bankers will once again become the proverbial “deer in the headlights”.
We’ve all been down this road before but I think we need to remind ourselves what happened in the past so we're prepared for a potential shift in business models. Let’s take a look at how the environment might shift....
If history repeats itself, the first thing to happen will be tighter primary/secondary loan pricing spreads. Lenders will deploy aggressive pricing to help maintain current production levels. Without thinking about margins and return on capital, some operators will reduce margins in order to maintain volume. Rather than cutting expenses, most will accept a compromise on earnings. The companies that started the ball moving will start dragging more and more players into this strategy. Eventually, we will see margins decrease industry wide.
Another bi-product of higher rates might be a modest comprise on loan quality. You would think after what we all went through over the past three years that no one in the business would originate any less than stellar quality loans. However, in order to keep production rolling in, we might see a few players start approving and closing loans that are a bit outside the lines. Again, after one major player starts this tactic, more players might follow just to keep production rolling in.
The problem with both of these strategies is that aggressive pricing and underwriting is not going to help. Rates will eventually rise and the overall market will still shrink. We ask the CEOs of every company we review today the same question: What is plan B? What will you do if and when rates rise and volume drops by 50%? What is your breakeven production number?
Today more than ever, managers should be generating granular reports on branches, loan officer and employee performance to determine were the cuts can be made. Marginal branches and loan officers will not survive in a tough market. Review employee productivity to help determine employees you need to keep when production declines. Ditch the deadwood quickly when the market turns.

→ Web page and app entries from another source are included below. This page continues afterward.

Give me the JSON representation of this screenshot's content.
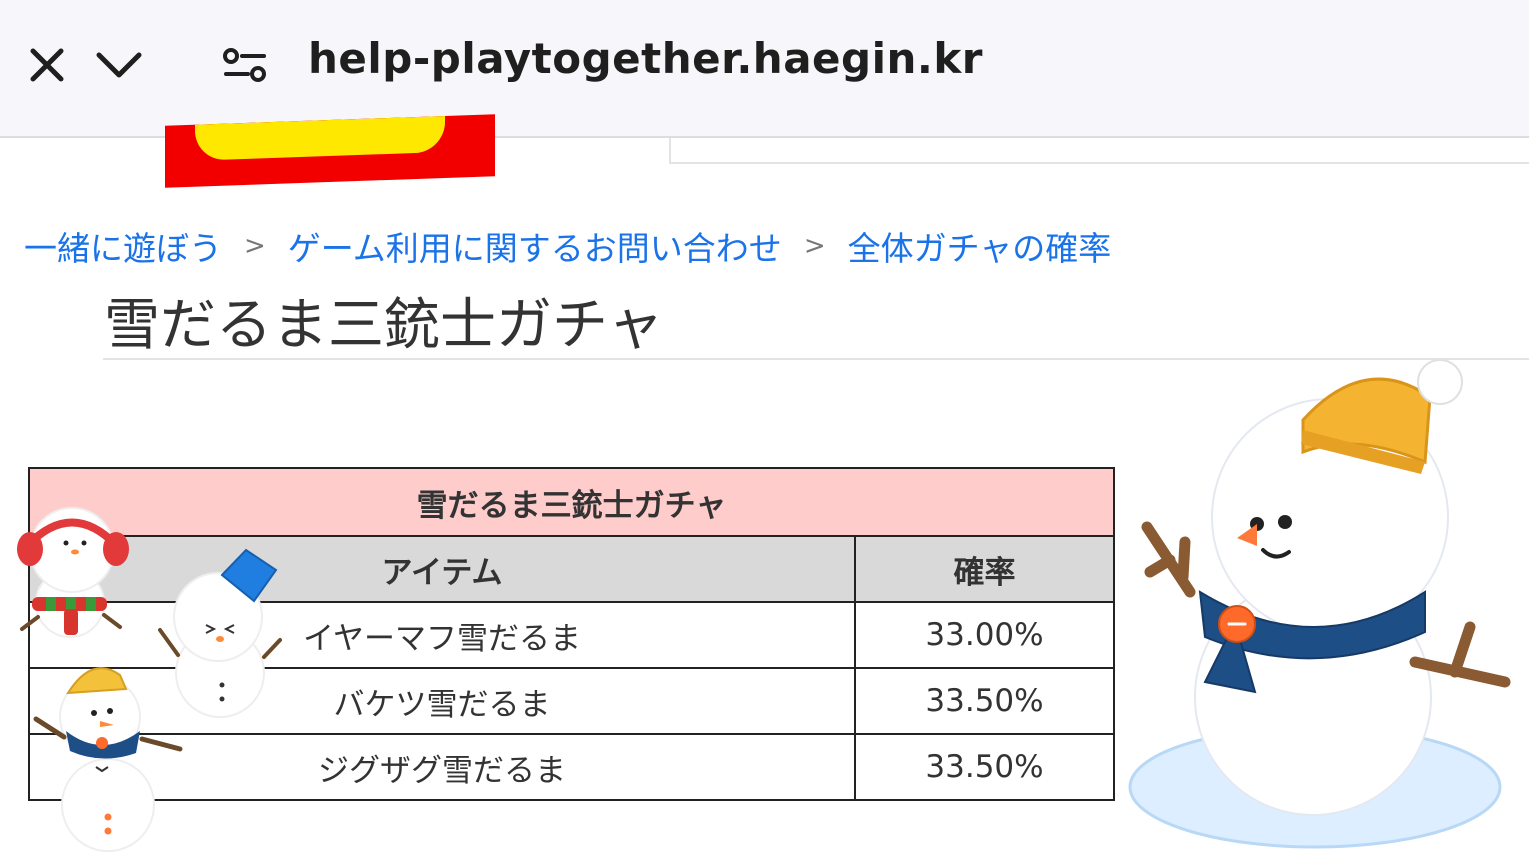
{
  "browser": {
    "url": "help-playtogether.haegin.kr",
    "close_icon": "close-icon",
    "dropdown_icon": "chevron-down-icon",
    "site_settings_icon": "tune-icon"
  },
  "breadcrumb": {
    "items": [
      "一緒に遊ぼう",
      "ゲーム利用に関するお問い合わせ",
      "全体ガチャの確率"
    ],
    "separator": ">"
  },
  "page": {
    "title": "雪だるま三銃士ガチャ"
  },
  "table": {
    "caption": "雪だるま三銃士ガチャ",
    "headers": [
      "アイテム",
      "確率"
    ],
    "rows": [
      {
        "item": "イヤーマフ雪だるま",
        "rate": "33.00%"
      },
      {
        "item": "バケツ雪だるま",
        "rate": "33.50%"
      },
      {
        "item": "ジグザグ雪だるま",
        "rate": "33.50%"
      }
    ]
  },
  "colors": {
    "link": "#1a73e8",
    "caption_bg": "#ffcccc",
    "header_bg": "#d9d9d9",
    "logo_red": "#f20000",
    "logo_yellow": "#ffe800"
  }
}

Our industry is cyclical and we need to be reminded of the need for a "Plan B" quite often. When things are really good, chances are they will turn ugly sooner than you think. Don't get complacent, be prepared and have a plan when rates turn higher.